A Japanese observation plane, known as Photo Joe, paid us an early morning call.Evidently he photographed several trucks, cars and a some Filipino troops concentrated under the large, shady acacia trees nearby. About two hours later I heard the drone of an airplane. I thought it foolish to get into a foxhole; this spending so much time in air-raid shelters interfered with the preparation of lunch, and I was hungry. Suddenly the hum of the motor ceased. I was glad that I had stayed in the house, for “Joe Jap” was going elsewhere; but no indeed, suddenly bombs rained down about us. Instantly I fell flat on my stomach. All the fury of hell was popping, and my heart was pounding against the rough floor of this wreck of a house. My adrenal glands were pouring gallons of adrenalin into my body. The house was shaking like a bird dog on a fresh scent for quail; the noise was deafening; a rat-tat-tat sounded loud in our ears. I knew we were being straffed. When the bombing had ceased, I attempted to stand. I could not believe that I had not been hit; it is said that one does not feel pain when first injured by shrapnel. I was intact, but trembling like a wild animal caught in a steel trap. I could not see two feet in front of me. The air was think with dust, and it did not smell like heliotrope and honeysuckle either, but of charred wood, gunpowder, gasoline, sulphur fumes, and, burnt human flesh.

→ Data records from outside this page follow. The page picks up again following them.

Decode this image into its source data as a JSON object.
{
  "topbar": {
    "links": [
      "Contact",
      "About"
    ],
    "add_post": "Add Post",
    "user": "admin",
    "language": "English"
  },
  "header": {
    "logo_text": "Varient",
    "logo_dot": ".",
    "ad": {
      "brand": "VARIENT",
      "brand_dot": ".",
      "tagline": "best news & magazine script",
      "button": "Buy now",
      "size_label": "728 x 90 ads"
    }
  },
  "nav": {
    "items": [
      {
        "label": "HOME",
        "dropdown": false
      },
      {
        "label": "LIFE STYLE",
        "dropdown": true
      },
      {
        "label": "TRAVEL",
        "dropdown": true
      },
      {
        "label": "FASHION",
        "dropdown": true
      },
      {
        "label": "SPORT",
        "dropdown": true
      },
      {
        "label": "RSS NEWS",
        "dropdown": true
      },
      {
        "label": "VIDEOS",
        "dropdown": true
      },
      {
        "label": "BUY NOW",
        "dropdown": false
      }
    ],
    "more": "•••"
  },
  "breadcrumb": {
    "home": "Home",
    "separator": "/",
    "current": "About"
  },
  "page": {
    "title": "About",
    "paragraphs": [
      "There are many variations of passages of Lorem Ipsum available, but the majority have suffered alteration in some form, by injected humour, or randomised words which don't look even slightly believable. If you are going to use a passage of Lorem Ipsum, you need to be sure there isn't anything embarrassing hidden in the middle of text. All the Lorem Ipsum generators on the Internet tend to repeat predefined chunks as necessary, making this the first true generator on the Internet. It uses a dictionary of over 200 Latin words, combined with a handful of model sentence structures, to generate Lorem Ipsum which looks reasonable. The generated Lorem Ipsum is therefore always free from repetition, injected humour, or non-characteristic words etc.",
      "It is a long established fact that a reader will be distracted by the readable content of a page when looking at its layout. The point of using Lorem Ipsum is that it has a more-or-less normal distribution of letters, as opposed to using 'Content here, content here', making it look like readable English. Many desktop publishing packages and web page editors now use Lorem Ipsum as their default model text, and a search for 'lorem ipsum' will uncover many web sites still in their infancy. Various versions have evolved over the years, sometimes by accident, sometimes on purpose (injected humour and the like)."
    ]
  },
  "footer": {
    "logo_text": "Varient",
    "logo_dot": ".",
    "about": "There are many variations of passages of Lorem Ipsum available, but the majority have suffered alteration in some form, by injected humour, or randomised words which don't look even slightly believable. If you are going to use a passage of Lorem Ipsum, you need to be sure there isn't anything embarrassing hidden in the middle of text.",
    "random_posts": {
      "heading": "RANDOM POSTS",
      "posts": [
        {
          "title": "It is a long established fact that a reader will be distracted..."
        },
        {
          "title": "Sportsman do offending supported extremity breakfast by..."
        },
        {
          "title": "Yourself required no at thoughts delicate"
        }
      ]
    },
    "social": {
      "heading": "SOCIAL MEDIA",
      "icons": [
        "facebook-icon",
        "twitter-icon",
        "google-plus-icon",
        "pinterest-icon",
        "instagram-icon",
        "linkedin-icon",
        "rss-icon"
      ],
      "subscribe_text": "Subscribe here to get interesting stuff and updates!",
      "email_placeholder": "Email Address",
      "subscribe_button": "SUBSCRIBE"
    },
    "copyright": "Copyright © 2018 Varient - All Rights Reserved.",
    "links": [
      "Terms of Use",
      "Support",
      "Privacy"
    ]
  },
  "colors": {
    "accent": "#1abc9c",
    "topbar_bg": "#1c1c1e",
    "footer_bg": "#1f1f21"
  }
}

When the air was clear, I would see that Joe Jap had hit his objective. Trucks and cars were on fire. The rat-tat-tat I had heard was the explosion of the ammunition in the trucks. My guardian angel certainly had his wings
about me–a dud bomb had fallen twenty feet from the house! Many Filipino soldiers had been killed. later ambulances picked up the wounded. At five oclock this afternoon Taps were played for our dead friends. Their charred bodies were buried in one large grave.

Early in the morning we shall move again far into the forrest on the river bank.